What is needed →
Show all lines from the records below in which the string "comment" is present.

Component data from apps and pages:
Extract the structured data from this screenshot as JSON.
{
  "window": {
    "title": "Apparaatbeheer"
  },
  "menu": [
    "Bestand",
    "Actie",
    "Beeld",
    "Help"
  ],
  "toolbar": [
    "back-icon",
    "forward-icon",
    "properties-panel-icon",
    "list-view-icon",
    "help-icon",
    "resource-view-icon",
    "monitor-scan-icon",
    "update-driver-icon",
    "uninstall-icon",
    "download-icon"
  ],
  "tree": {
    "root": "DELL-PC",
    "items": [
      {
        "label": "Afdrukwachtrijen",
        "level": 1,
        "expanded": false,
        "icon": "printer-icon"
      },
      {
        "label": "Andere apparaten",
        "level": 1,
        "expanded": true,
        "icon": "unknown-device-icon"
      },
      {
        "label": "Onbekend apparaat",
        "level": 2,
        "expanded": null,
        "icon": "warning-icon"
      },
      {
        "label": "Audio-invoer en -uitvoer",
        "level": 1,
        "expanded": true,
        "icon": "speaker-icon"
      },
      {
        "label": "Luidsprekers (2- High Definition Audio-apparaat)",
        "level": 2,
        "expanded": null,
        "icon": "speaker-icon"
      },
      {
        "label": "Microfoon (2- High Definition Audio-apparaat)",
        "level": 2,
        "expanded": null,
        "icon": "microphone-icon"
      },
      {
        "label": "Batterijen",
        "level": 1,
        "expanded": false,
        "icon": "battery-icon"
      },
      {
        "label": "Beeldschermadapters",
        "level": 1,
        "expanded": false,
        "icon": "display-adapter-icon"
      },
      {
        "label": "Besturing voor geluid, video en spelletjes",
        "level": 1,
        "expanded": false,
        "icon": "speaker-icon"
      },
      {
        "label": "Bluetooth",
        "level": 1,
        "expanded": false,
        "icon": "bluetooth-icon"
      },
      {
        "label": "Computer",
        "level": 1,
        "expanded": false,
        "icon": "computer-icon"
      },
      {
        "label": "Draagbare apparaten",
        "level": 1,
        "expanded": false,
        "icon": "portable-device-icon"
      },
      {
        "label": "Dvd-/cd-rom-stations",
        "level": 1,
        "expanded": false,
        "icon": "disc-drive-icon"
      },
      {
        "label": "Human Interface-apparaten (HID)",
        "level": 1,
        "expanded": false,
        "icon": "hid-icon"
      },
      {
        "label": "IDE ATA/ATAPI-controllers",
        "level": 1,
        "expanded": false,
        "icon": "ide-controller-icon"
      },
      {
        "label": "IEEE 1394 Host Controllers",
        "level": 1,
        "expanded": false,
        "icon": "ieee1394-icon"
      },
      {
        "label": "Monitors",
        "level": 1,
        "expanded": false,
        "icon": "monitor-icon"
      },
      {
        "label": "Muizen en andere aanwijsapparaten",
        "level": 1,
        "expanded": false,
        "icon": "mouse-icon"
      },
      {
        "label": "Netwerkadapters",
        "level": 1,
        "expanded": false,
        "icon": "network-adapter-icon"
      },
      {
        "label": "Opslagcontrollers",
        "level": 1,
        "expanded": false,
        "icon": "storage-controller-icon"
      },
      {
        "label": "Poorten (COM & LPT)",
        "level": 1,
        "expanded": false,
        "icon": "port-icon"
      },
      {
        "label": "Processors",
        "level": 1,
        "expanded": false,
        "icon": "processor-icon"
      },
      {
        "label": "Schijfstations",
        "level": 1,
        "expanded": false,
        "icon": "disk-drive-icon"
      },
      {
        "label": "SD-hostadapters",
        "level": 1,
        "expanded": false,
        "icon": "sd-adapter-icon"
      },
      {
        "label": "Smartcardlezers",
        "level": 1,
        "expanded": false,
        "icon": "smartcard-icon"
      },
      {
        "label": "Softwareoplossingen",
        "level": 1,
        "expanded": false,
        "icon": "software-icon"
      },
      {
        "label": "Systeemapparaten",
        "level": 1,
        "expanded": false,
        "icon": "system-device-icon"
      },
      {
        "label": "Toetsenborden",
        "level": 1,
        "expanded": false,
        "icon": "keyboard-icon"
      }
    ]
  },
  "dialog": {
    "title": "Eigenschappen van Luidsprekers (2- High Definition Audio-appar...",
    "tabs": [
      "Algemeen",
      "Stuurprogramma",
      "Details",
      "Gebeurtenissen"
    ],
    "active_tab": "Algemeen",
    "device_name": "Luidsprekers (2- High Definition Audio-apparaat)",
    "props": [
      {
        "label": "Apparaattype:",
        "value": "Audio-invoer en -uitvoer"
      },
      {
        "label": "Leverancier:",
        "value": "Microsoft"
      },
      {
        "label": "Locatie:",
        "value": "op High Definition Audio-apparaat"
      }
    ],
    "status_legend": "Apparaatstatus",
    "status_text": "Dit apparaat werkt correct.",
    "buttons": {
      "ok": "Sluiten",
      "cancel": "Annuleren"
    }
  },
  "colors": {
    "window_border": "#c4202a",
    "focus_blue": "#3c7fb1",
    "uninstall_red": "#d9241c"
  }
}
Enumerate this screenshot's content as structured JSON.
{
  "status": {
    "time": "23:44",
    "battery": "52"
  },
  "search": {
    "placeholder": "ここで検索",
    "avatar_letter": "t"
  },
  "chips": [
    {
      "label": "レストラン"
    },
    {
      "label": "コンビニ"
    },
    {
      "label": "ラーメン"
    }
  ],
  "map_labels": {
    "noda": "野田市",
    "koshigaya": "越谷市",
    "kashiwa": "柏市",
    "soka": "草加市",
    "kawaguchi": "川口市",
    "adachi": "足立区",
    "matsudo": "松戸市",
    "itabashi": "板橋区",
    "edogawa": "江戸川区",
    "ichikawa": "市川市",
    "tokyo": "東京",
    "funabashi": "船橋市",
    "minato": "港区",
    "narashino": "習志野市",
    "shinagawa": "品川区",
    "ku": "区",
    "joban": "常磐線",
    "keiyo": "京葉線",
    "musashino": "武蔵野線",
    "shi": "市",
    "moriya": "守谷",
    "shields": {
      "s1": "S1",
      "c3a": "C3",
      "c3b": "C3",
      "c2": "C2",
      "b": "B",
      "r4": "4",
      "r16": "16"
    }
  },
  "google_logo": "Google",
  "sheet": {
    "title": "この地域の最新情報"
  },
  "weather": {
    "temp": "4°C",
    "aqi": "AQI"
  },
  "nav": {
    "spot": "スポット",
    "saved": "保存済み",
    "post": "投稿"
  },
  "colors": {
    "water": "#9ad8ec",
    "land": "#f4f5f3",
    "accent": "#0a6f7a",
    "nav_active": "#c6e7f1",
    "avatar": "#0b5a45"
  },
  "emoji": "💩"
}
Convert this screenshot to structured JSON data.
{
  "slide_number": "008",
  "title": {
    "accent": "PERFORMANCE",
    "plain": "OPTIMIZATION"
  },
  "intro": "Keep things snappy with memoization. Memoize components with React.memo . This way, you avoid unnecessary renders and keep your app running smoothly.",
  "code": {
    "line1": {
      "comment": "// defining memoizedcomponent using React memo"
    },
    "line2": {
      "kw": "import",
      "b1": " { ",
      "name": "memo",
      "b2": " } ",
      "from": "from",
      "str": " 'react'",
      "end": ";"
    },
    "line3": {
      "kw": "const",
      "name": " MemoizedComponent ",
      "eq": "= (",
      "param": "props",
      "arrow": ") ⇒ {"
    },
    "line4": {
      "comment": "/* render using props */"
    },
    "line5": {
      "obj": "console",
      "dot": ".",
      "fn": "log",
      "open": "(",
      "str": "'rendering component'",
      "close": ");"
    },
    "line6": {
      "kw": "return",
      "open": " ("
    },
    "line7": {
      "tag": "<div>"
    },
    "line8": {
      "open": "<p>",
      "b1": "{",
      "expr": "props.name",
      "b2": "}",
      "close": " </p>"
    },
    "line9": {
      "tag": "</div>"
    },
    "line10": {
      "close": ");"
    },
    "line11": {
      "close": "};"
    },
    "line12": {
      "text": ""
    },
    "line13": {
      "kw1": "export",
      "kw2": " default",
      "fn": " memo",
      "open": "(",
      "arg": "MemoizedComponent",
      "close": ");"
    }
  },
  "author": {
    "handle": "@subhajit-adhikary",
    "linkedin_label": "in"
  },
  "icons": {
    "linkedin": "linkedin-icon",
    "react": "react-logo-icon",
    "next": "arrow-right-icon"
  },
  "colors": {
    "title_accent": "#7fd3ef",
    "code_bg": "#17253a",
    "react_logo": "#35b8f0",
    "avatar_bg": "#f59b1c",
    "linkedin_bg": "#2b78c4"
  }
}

Result below →
      "comment": "// defining memoizedcomponent using React memo"
      "comment": "/* render using props */"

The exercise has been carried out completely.